• [ABOUT THIS EXERCISE]:
In the data below, how many lines contain the string "date"? Give only the figure.

[Source data]
----
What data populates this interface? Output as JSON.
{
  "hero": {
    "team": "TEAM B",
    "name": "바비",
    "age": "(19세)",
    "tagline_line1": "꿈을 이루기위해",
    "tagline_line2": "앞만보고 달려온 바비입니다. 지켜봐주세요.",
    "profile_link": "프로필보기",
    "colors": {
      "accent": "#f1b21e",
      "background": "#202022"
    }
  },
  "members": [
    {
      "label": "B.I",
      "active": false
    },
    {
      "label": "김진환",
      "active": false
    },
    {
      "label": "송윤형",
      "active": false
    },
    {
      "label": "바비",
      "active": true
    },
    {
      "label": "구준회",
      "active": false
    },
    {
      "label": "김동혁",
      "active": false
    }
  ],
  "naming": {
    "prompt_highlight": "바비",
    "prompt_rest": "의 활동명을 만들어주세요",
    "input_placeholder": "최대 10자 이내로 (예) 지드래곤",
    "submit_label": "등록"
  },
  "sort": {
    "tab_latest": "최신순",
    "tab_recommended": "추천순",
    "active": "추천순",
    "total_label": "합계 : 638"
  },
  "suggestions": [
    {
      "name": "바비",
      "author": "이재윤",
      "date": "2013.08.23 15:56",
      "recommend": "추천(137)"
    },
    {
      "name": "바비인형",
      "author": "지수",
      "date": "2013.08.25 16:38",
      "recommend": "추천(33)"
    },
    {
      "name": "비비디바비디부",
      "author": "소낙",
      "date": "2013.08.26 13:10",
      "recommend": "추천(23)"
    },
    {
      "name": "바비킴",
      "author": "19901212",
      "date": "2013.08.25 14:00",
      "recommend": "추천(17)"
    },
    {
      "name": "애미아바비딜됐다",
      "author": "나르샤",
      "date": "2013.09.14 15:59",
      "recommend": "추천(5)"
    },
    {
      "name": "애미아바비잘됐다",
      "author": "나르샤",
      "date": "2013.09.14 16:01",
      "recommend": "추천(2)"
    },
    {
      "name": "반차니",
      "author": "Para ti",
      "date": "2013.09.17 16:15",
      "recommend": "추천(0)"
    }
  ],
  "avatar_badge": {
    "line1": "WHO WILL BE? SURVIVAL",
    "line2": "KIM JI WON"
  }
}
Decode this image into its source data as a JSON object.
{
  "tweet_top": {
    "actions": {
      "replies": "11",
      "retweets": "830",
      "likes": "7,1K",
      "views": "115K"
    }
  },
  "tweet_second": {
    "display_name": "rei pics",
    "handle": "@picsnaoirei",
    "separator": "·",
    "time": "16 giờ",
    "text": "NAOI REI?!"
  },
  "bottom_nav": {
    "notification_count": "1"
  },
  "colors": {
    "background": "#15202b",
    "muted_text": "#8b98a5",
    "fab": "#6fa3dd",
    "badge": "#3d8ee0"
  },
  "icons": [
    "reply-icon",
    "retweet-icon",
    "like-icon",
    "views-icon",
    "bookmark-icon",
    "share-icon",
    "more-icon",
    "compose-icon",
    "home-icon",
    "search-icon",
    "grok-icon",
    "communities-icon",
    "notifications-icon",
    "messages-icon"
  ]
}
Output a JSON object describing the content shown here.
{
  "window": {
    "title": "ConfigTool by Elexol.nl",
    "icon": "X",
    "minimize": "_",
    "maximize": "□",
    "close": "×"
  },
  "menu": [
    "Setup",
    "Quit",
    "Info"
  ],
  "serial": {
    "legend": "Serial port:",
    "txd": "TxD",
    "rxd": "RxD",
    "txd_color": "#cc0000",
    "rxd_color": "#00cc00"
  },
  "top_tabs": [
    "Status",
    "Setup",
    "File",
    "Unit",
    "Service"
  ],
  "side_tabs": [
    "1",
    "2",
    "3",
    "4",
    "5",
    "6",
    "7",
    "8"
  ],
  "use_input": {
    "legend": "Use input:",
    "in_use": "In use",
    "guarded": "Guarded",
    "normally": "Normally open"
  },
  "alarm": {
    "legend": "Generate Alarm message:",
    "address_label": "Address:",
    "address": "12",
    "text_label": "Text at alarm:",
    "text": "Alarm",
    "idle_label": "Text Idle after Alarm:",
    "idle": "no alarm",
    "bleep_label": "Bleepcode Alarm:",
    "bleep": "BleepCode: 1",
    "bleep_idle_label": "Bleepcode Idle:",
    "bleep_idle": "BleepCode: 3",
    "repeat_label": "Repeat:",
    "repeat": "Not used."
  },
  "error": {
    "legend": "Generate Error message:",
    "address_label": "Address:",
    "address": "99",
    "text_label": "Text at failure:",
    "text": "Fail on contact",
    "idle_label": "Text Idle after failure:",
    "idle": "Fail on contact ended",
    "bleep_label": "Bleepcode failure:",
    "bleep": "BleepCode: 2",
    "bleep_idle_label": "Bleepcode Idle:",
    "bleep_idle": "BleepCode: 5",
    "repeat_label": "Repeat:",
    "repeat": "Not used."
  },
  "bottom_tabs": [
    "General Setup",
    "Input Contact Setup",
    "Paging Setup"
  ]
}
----
• [WRITTEN SOLUTION]:
7